The 53 page Report of the Papers of the Continental Congress - Hospitals give us an idea of how the military hospitals were set up. The country was divided into 3 geographic regions, and the Reports list the supplies that each hospital should have, the personnel and their duties (including those of matrons, nurses and washerwomen), the pay each surgeon and other personnel should receive, and the maintenance of the facilities. You can see the images of several of the pages to the right.
During the Revolutionary War, more men died of disease/illness than battle wounds. The government was mindful of the needs of the sick and injured, but knowledge of germs, contagion and nutrition at this time was limited. "Flying" hospitals were set up adjacent to battle fields to provide the first treatment, much like field hospitals or MASH units today. Injured soldiers were then transferred to a general hospital, transferred back to their unit, or accepted into a type of "invalid corps".

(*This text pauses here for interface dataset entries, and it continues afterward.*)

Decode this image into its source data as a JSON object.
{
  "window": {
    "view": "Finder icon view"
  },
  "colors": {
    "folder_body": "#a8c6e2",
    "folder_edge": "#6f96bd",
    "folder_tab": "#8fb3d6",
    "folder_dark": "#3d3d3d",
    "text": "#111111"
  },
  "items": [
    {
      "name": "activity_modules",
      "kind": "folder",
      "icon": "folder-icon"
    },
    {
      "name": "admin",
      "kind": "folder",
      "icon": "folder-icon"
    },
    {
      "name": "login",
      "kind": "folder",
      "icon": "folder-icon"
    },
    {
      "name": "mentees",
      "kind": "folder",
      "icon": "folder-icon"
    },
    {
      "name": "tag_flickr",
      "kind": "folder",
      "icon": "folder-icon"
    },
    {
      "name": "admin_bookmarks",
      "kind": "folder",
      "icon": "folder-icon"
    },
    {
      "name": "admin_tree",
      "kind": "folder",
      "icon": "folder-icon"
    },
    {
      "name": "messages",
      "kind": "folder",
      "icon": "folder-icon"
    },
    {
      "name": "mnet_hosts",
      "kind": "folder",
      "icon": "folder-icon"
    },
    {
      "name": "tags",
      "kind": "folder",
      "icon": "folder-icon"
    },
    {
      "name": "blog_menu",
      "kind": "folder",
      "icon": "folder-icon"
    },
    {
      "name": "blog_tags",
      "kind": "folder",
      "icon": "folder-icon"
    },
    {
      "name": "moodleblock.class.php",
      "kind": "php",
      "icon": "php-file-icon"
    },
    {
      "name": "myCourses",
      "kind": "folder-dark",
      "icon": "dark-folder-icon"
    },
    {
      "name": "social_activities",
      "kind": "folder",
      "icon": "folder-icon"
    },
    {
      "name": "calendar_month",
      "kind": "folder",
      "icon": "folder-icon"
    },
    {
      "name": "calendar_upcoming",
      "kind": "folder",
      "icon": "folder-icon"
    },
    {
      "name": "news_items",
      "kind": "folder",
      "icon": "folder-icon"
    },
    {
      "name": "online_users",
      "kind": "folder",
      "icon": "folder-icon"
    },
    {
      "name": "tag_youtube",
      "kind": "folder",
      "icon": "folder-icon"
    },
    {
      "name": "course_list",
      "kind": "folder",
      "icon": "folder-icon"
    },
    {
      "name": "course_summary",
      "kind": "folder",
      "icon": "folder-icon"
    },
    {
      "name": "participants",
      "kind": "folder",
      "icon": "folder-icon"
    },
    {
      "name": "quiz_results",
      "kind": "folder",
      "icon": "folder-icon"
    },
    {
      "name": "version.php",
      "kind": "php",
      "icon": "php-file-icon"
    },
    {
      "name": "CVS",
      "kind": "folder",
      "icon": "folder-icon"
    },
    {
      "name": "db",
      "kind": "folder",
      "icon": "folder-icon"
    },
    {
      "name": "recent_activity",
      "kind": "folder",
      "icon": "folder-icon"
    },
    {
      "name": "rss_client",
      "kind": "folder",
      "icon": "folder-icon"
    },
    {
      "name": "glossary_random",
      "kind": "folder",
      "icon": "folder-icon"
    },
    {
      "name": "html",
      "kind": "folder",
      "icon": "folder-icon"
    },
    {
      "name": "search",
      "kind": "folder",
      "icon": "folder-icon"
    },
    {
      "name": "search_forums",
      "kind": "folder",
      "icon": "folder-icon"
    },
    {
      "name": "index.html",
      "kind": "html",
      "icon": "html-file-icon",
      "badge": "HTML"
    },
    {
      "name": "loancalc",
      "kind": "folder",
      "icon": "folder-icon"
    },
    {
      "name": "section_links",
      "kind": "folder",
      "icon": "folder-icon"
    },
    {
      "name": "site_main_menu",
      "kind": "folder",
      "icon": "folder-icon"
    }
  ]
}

Often homes were used to provide medical services. Sometimes regiments had their own hospital. General hospitals were usually places to be avoided at all costs because rampant disease, contagion, overcrowding, lack of supplies, and filth contributed to a high mortality rate. The skill and knowledge of doctors varied greatly too, from those who were trained and experienced to those who just had an interest in medicine or who were pressed into service because they had once treated an injured animal!

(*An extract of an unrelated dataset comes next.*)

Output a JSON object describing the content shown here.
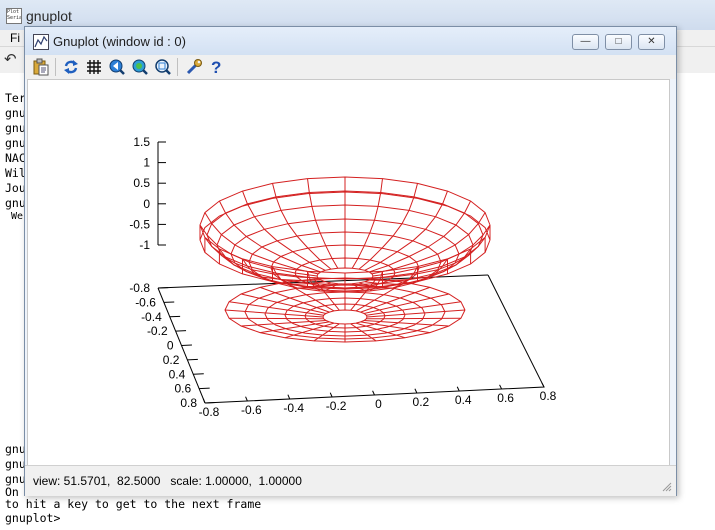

One of the great innovations of the Revolutionary War period was inocculation against smallpox. As the War progressed, there were fewer deaths due to contagious diseases because of inocculations and the natural immunities that were built up because of exposure to people from different areas of the country.

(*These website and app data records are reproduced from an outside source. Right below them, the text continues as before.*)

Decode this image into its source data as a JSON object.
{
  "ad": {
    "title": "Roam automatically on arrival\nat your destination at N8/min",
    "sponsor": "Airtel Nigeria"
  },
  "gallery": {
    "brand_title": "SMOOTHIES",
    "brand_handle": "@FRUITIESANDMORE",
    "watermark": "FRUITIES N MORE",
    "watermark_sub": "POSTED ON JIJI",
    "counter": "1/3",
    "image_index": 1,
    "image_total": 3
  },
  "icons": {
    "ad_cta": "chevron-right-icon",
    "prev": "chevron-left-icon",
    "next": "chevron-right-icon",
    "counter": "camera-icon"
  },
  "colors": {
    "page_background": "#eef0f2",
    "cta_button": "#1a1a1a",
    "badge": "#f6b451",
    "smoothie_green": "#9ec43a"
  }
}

You can read more about Military Hospitals by going to www.ushistoryorg/washingtoncrossing/history/hospitals.htm.